Tim Hope: Yeah, that's probably my thing. I think it's kind of funny. I think all comedy is slightly deadpan. I mean, cartoon stuff, you can get great big performances and it's wonderful, and animals tend to be big voices in animation. But I like the slightly underperformed, monotone voices. I think comedy comes from taking something absurd very seriously. I've worked with Julian Barratt (formerly of British comedy troupe Mighty Boosh) throughout my career and he's quite an intense, serious person and that's what makes him funny. There's lots of ways of doing anything, but that's my touchstone for how I approach it. Keeping it real. Which is obviously ridiculous to say when you're talking about talking animals!

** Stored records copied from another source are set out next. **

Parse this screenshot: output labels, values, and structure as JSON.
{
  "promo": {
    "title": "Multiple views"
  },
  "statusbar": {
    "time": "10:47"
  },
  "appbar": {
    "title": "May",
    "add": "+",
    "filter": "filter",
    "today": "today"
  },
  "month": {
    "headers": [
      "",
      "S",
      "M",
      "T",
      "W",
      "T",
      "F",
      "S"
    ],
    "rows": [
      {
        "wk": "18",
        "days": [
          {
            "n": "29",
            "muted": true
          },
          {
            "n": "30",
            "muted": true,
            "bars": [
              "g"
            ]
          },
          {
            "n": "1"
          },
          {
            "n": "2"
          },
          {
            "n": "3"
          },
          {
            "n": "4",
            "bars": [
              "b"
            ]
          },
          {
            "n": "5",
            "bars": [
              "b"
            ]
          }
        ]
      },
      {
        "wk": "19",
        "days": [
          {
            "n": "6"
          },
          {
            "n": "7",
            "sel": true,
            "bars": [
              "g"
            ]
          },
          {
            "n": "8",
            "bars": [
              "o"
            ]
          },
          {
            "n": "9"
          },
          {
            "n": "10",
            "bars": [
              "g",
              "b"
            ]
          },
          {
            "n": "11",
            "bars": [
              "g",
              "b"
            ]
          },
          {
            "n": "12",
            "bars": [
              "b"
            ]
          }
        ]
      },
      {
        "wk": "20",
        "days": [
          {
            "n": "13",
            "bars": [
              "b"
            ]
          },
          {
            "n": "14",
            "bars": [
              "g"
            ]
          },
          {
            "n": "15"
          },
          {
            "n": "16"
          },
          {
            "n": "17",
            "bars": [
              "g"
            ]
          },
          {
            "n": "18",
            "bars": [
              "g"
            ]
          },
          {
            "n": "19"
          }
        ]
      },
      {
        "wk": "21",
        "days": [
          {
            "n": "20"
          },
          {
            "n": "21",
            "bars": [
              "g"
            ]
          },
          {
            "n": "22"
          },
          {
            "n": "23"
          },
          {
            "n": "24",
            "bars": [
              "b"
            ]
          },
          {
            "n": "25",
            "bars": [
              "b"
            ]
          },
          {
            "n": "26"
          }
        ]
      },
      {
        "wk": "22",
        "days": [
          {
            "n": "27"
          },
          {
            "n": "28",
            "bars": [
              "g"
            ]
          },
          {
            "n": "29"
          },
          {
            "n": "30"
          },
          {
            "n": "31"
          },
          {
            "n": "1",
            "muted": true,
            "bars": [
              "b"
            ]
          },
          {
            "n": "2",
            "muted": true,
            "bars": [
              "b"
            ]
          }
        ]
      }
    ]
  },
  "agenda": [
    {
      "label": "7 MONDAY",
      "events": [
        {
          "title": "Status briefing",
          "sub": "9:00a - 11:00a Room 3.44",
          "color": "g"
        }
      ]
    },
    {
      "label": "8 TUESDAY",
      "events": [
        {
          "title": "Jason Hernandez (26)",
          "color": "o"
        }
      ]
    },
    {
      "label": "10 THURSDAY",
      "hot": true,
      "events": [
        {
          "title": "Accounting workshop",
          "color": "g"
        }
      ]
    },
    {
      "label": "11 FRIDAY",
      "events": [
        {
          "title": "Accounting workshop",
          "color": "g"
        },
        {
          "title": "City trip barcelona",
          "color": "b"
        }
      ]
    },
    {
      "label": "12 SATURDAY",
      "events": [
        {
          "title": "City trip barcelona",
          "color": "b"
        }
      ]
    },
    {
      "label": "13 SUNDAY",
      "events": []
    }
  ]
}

What was the biggest challenge?
Tim Hope: Finding celebs who were up for it! We talked to a lot of people to try and find actors who were game for the challenge and who understood the conservation message. In terms of the film making, making animals talk is the biggest challenge using live action animals. You have to hunt down the archive footage and these being EDGE animals, there's not a huge amount. It takes a couple of days to animate each film, there’s no AI involved – AI couldn't create an open mouth that looked anything close to what we were after.
Was there any reason behind bringing Steve the Kākāpō back?
Tim Hope: I feel the kākāpō is one of the poster children of On the Edge and Steve always felt very developed as a character, in a way that others weren't. When I'm writing these things, I'm projecting what I've already seen [from Series 1], so that's the character: he's created. There's also a lot to be said for writing for a certain performer. Letting them make it their own script. Going with what they do. They will be doing that 10 times better than anything you're telling them to do. Rhys Darby (who voiced Steve) does that brilliantly. He's very engaged with the subject. It made sense working with him again and I think he's hilarious. He's starring in an HBO TV series. Having someone with his profile and his passion behind it, is great. It's like a brand ambassador. Hopefully, he’ll do more.
Thinking about you as a student of theology and philosophy, I can see elements of that consciousness in your work.
Tim Hope: It's big, big issues behind all this! I love that aspect of it. Dealing with animal sentience is the brief that On the Edge gave us for Season 2. It's fascinating. I think weirdly, the science has been the enemy of empathy with animals for years. The idea that animals have feelings was seen as an unscientific statement, probably because the idea of science discussing feelings is seen as unscientific. Science is about facts. So, there's a kind of dissonance there. Only in recent years have we started talking about the science of feelings. It's a sign of the sophistication of neurosciences that we can even look at how feelings manifest in the brain. Inevitably, we're looking at animals and the evidence that they share a large percentage of DNA and biological features with us, as well as probably a lot of the same emotional architecture. But it's still controversial.
What's your top tip as a writer/ director/ performer?
Tim Hope: Try to constantly search for objectivity around your work by creating versions of it to look at later so you can decide, is that any good? I think it's important to lose objectivity as well. To get lost in something and think, this is brilliant! Then have the space to go, it’s rubbish. Instinct is a vital part of the process and often your instincts are right: I like this. But you do need to allow yourself to be wrong… just try to make sure that the production schedule will give you the space to throw something out and start again.
Will there be another season? 🤞